The Foundation is pleased to offer our grantees the opportunity to share information about their grant on our website.  We hope it will offer the public increased visibility for your work.

Terms and Conditions. This form is intended for those who have received a Puffin Foundation grant.  By filling out this form, you will be requesting Puffin to post information about your granted project on our web site.  Please fill out the form carefully.  It includes the option to provide an email address for the public to contact you, as well as providing an email address for the Foundation to use internally that would not be made public.  Note that if you include personally identifiable information in your public content, it can be used and viewed by others.   We are not responsible for the information you choose to include in public content.  The Foundation reserves the right to edit any submissions for size and appropriate content.  If you wish to give photo, audio or video credit for submissions, such credit should be included in your text under the description of your project.

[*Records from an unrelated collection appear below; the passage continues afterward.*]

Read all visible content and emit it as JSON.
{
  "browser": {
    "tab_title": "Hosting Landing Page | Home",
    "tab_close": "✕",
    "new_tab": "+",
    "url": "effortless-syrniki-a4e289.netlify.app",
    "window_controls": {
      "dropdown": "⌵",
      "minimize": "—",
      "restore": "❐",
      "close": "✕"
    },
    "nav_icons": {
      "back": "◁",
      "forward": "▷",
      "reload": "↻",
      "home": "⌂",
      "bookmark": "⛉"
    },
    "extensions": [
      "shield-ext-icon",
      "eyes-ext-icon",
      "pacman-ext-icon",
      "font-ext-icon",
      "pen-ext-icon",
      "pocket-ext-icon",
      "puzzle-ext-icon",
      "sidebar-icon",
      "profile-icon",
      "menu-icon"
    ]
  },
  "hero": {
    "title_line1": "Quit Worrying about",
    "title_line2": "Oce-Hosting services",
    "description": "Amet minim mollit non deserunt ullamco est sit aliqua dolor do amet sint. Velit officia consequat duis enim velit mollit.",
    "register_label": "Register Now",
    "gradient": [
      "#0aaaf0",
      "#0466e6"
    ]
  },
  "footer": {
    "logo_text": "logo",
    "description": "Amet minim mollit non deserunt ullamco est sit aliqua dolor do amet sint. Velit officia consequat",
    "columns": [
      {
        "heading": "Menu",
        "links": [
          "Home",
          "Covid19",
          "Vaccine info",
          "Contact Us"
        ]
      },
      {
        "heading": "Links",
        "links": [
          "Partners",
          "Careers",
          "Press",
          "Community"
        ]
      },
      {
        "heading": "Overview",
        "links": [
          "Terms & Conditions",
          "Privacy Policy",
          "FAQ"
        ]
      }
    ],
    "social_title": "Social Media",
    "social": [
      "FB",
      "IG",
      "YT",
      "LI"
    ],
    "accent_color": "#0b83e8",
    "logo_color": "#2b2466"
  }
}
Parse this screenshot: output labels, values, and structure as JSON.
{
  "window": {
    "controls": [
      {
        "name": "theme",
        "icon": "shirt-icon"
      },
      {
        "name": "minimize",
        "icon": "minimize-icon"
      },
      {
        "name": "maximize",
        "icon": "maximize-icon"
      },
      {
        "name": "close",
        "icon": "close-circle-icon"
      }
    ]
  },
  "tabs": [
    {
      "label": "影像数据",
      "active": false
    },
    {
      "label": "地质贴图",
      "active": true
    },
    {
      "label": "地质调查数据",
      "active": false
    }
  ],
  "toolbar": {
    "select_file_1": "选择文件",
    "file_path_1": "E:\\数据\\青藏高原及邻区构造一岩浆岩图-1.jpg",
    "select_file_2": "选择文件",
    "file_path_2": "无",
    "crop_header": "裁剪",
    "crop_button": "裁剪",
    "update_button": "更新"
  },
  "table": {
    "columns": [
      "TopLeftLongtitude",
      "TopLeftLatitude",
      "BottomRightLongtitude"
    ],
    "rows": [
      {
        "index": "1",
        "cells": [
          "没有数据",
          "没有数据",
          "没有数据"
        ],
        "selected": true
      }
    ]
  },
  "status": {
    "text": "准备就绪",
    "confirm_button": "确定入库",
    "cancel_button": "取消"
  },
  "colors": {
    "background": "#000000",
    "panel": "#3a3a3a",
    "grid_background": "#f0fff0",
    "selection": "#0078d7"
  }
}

Farmworker Women in Western New York

Joseph Sorrentino
Year Grant Awarded 2006

Email >
State > NM Zip Code > 87111
Website >

Like many Mexican farmworkers, Olga entered the country illegally several years ago. But unlike the majority of workers, she’d never worked on a farm before; before coming to the US, she worked in a stationery store in Tamaulipas. Her husband had already been working in upstate New York for a couple of years when she decided to join him. She found the work here to be beyond demanding. “I cried for months when I first came here,” she says. “I work in the heat, the sun, the dirt.” One day she saw a young woman crying in the fields and asked her how long she'd been in the US. The woman told her four months and asked how long Olga had been here. "Five years," she replied. "Don't worry, when you're here five years you won't cry any more." During planting and harvest season, Olga may work 8 or 10 hours a day, 6 or even 7 days a week Despite that grueling schedule, Olga, like most farmworker women, returns home to cook, clean and care for her children. Her husband would like to help but he works even longer hours than she does. “For women,” says Gloria, another farmworker, “it is like two jobs. Or really more than two jobs.” Every woman photographed was asked, "Vale la pena?" a Spanish phrase meaning, "Is it worth it?" None of them hesitated, answering "Yes." When asked, "Why?" they all said because it gave their children a chance at a better life.